What to produce:
In this exercise, every entry is to be copied exactly.

[Dataset entries]

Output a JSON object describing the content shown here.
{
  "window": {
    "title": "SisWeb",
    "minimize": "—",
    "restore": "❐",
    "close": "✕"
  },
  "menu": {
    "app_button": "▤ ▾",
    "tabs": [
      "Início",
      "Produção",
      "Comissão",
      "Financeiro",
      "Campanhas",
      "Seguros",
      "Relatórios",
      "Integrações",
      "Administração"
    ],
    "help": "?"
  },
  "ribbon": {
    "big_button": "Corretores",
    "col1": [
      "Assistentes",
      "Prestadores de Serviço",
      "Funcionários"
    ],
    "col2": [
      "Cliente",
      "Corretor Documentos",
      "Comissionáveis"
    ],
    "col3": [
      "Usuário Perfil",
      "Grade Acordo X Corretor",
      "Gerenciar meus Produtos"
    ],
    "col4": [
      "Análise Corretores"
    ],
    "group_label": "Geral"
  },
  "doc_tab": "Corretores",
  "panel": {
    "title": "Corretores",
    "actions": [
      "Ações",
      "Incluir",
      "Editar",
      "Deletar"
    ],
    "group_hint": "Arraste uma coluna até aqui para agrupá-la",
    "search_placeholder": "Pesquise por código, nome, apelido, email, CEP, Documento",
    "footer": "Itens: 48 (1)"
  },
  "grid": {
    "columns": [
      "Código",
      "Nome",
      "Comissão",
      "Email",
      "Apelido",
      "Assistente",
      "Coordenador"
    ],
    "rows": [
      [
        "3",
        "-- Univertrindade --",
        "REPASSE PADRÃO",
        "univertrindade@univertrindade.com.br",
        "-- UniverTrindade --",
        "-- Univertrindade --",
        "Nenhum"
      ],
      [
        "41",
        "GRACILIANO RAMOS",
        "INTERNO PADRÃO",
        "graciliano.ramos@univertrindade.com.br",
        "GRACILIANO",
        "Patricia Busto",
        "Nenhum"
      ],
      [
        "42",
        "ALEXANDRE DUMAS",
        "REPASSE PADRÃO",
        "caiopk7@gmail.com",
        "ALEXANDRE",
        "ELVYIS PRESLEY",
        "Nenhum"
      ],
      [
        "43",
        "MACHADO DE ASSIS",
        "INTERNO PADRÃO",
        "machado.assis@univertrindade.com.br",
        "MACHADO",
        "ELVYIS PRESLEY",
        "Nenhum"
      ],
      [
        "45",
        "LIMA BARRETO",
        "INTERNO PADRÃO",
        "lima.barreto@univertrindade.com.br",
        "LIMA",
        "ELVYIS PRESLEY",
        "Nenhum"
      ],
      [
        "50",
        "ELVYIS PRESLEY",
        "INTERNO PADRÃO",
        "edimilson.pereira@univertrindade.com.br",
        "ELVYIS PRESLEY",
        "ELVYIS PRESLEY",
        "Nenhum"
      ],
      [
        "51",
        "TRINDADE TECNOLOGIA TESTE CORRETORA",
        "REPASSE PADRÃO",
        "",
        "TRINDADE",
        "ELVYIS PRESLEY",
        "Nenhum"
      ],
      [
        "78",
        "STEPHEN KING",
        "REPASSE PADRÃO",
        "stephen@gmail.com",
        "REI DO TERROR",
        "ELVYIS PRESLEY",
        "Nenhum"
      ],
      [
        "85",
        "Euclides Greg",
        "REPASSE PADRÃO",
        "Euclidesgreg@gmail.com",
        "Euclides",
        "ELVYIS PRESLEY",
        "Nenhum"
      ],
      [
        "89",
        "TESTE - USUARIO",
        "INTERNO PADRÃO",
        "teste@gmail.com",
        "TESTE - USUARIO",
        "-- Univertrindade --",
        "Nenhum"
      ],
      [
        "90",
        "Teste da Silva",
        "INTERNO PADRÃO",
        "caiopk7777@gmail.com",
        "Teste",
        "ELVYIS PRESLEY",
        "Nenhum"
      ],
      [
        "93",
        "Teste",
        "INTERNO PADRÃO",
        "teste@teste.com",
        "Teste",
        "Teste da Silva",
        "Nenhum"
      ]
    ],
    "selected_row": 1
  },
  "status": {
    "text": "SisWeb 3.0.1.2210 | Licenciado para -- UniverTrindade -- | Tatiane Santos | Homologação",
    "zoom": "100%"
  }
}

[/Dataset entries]

Reply:
Output a JSON object describing the content shown here.
{
  "window": {
    "title": "SisWeb",
    "minimize": "—",
    "restore": "❐",
    "close": "✕"
  },
  "menu": {
    "app_button": "▤ ▾",
    "tabs": [
      "Início",
      "Produção",
      "Comissão",
      "Financeiro",
      "Campanhas",
      "Seguros",
      "Relatórios",
      "Integrações",
      "Administração"
    ],
    "help": "?"
  },
  "ribbon": {
    "big_button": "Corretores",
    "col1": [
      "Assistentes",
      "Prestadores de Serviço",
      "Funcionários"
    ],
    "col2": [
      "Cliente",
      "Corretor Documentos",
      "Comissionáveis"
    ],
    "col3": [
      "Usuário Perfil",
      "Grade Acordo X Corretor",
      "Gerenciar meus Produtos"
    ],
    "col4": [
      "Análise Corretores"
    ],
    "group_label": "Geral"
  },
  "doc_tab": "Corretores",
  "panel": {
    "title": "Corretores",
    "actions": [
      "Ações",
      "Incluir",
      "Editar",
      "Deletar"
    ],
    "group_hint": "Arraste uma coluna até aqui para agrupá-la",
    "search_placeholder": "Pesquise por código, nome, apelido, email, CEP, Documento",
    "footer": "Itens: 48 (1)"
  },
  "grid": {
    "columns": [
      "Código",
      "Nome",
      "Comissão",
      "Email",
      "Apelido",
      "Assistente",
      "Coordenador"
    ],
    "rows": [
      [
        "3",
        "-- Univertrindade --",
        "REPASSE PADRÃO",
        "univertrindade@univertrindade.com.br",
        "-- UniverTrindade --",
        "-- Univertrindade --",
        "Nenhum"
      ],
      [
        "41",
        "GRACILIANO RAMOS",
        "INTERNO PADRÃO",
        "graciliano.ramos@univertrindade.com.br",
        "GRACILIANO",
        "Patricia Busto",
        "Nenhum"
      ],
      [
        "42",
        "ALEXANDRE DUMAS",
        "REPASSE PADRÃO",
        "caiopk7@gmail.com",
        "ALEXANDRE",
        "ELVYIS PRESLEY",
        "Nenhum"
      ],
      [
        "43",
        "MACHADO DE ASSIS",
        "INTERNO PADRÃO",
        "machado.assis@univertrindade.com.br",
        "MACHADO",
        "ELVYIS PRESLEY",
        "Nenhum"
      ],
      [
        "45",
        "LIMA BARRETO",
        "INTERNO PADRÃO",
        "lima.barreto@univertrindade.com.br",
        "LIMA",
        "ELVYIS PRESLEY",
        "Nenhum"
      ],
      [
        "50",
        "ELVYIS PRESLEY",
        "INTERNO PADRÃO",
        "edimilson.pereira@univertrindade.com.br",
        "ELVYIS PRESLEY",
        "ELVYIS PRESLEY",
        "Nenhum"
      ],
      [
        "51",
        "TRINDADE TECNOLOGIA TESTE CORRETORA",
        "REPASSE PADRÃO",
        "",
        "TRINDADE",
        "ELVYIS PRESLEY",
        "Nenhum"
      ],
      [
        "78",
        "STEPHEN KING",
        "REPASSE PADRÃO",
        "stephen@gmail.com",
        "REI DO TERROR",
        "ELVYIS PRESLEY",
        "Nenhum"
      ],
      [
        "85",
        "Euclides Greg",
        "REPASSE PADRÃO",
        "Euclidesgreg@gmail.com",
        "Euclides",
        "ELVYIS PRESLEY",
        "Nenhum"
      ],
      [
        "89",
        "TESTE - USUARIO",
        "INTERNO PADRÃO",
        "teste@gmail.com",
        "TESTE - USUARIO",
        "-- Univertrindade --",
        "Nenhum"
      ],
      [
        "90",
        "Teste da Silva",
        "INTERNO PADRÃO",
        "caiopk7777@gmail.com",
        "Teste",
        "ELVYIS PRESLEY",
        "Nenhum"
      ],
      [
        "93",
        "Teste",
        "INTERNO PADRÃO",
        "teste@teste.com",
        "Teste",
        "Teste da Silva",
        "Nenhum"
      ]
    ],
    "selected_row": 1
  },
  "status": {
    "text": "SisWeb 3.0.1.2210 | Licenciado para -- UniverTrindade -- | Tatiane Santos | Homologação",
    "zoom": "100%"
  }
}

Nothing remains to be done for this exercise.